Your goal
Below are entries; work out how many of their lines include the string "icon", and reply with the number only.

Dataset records
#####

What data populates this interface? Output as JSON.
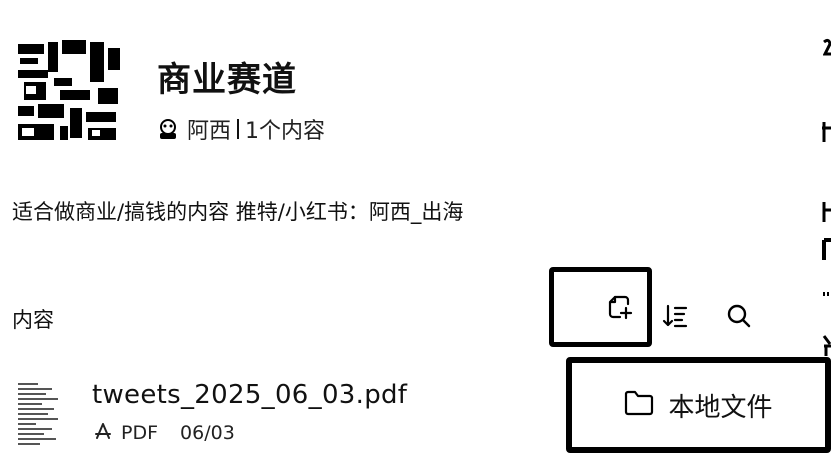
{
  "collection": {
    "title": "商业赛道",
    "author": "阿西",
    "count": "1个内容",
    "description": "适合做商业/搞钱的内容 推特/小红书：阿西_出海"
  },
  "section": {
    "label": "内容"
  },
  "toolbar": {
    "add_icon": "add-file-icon",
    "sort_icon": "sort-icon",
    "search_icon": "search-icon"
  },
  "popup": {
    "option_label": "本地文件",
    "option_icon": "folder-icon"
  },
  "file": {
    "name": "tweets_2025_06_03.pdf",
    "type": "PDF",
    "date": "06/03"
  }
}
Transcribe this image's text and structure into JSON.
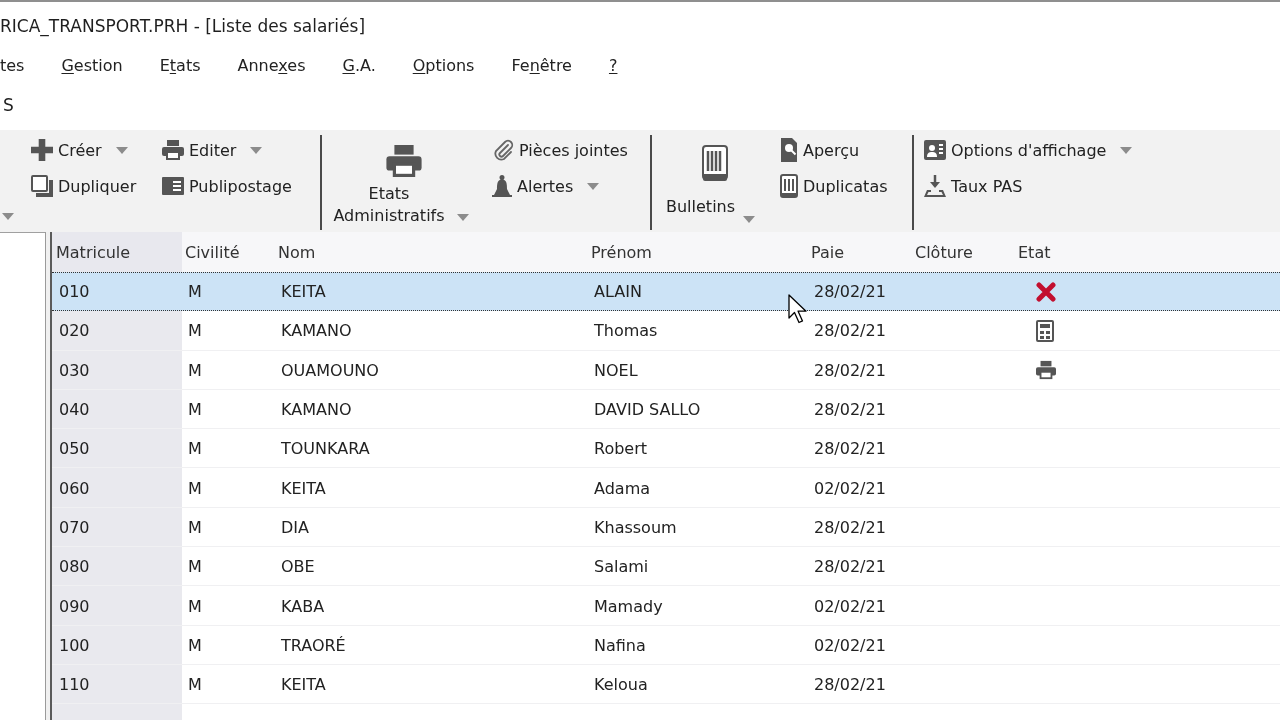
{
  "window": {
    "title": "RICA_TRANSPORT.PRH - [Liste des salariés]"
  },
  "menu": [
    {
      "post": "tes"
    },
    {
      "key": "G",
      "post": "estion"
    },
    {
      "pre": "E",
      "key": "t",
      "post": "ats"
    },
    {
      "pre": "Anne",
      "key": "x",
      "post": "es"
    },
    {
      "key": "G",
      "post": ".A."
    },
    {
      "key": "O",
      "post": "ptions"
    },
    {
      "pre": "Fe",
      "key": "n",
      "post": "être"
    },
    {
      "key": "?"
    }
  ],
  "section_title": "S",
  "ribbon": {
    "groups": [
      {
        "buttons": [
          {
            "kind": "small",
            "label": "Créer",
            "dropdown": true
          },
          {
            "kind": "small",
            "label": "Dupliquer",
            "dropdown": false
          },
          {
            "kind": "small",
            "label": "Editer",
            "dropdown": true
          },
          {
            "kind": "small",
            "label": "Publipostage",
            "dropdown": false
          }
        ]
      },
      {
        "buttons": [
          {
            "kind": "large",
            "label": "Etats Administratifs",
            "dropdown": true
          },
          {
            "kind": "small",
            "label": "Pièces jointes",
            "dropdown": false
          },
          {
            "kind": "small",
            "label": "Alertes",
            "dropdown": true
          }
        ]
      },
      {
        "buttons": [
          {
            "kind": "large",
            "label": "Bulletins",
            "dropdown": true
          },
          {
            "kind": "small",
            "label": "Aperçu",
            "dropdown": false
          },
          {
            "kind": "small",
            "label": "Duplicatas",
            "dropdown": false
          }
        ]
      },
      {
        "buttons": [
          {
            "kind": "small",
            "label": "Options d'affichage",
            "dropdown": true
          },
          {
            "kind": "small",
            "label": "Taux PAS",
            "dropdown": false
          }
        ]
      }
    ]
  },
  "table": {
    "columns": [
      "Matricule",
      "Civilité",
      "Nom",
      "Prénom",
      "Paie",
      "Clôture",
      "Etat"
    ],
    "rows": [
      {
        "matricule": "010",
        "civilite": "M",
        "nom": "KEITA",
        "prenom": "ALAIN",
        "paie": "28/02/21",
        "etat": {
          "kind": "error"
        },
        "selected": true
      },
      {
        "matricule": "020",
        "civilite": "M",
        "nom": "KAMANO",
        "prenom": "Thomas",
        "paie": "28/02/21",
        "etat": {
          "kind": "calculated"
        },
        "selected": false
      },
      {
        "matricule": "030",
        "civilite": "M",
        "nom": "OUAMOUNO",
        "prenom": "NOEL",
        "paie": "28/02/21",
        "etat": {
          "kind": "printed"
        },
        "selected": false
      },
      {
        "matricule": "040",
        "civilite": "M",
        "nom": "KAMANO",
        "prenom": "DAVID SALLO",
        "paie": "28/02/21",
        "selected": false
      },
      {
        "matricule": "050",
        "civilite": "M",
        "nom": "TOUNKARA",
        "prenom": "Robert",
        "paie": "28/02/21",
        "selected": false
      },
      {
        "matricule": "060",
        "civilite": "M",
        "nom": "KEITA",
        "prenom": "Adama",
        "paie": "02/02/21",
        "selected": false
      },
      {
        "matricule": "070",
        "civilite": "M",
        "nom": "DIA",
        "prenom": "Khassoum",
        "paie": "28/02/21",
        "selected": false
      },
      {
        "matricule": "080",
        "civilite": "M",
        "nom": "OBE",
        "prenom": "Salami",
        "paie": "28/02/21",
        "selected": false
      },
      {
        "matricule": "090",
        "civilite": "M",
        "nom": "KABA",
        "prenom": "Mamady",
        "paie": "02/02/21",
        "selected": false
      },
      {
        "matricule": "100",
        "civilite": "M",
        "nom": "TRAORÉ",
        "prenom": "Nafina",
        "paie": "02/02/21",
        "selected": false
      },
      {
        "matricule": "110",
        "civilite": "M",
        "nom": "KEITA",
        "prenom": "Keloua",
        "paie": "28/02/21",
        "selected": false
      }
    ]
  }
}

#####

Solution for this problem
4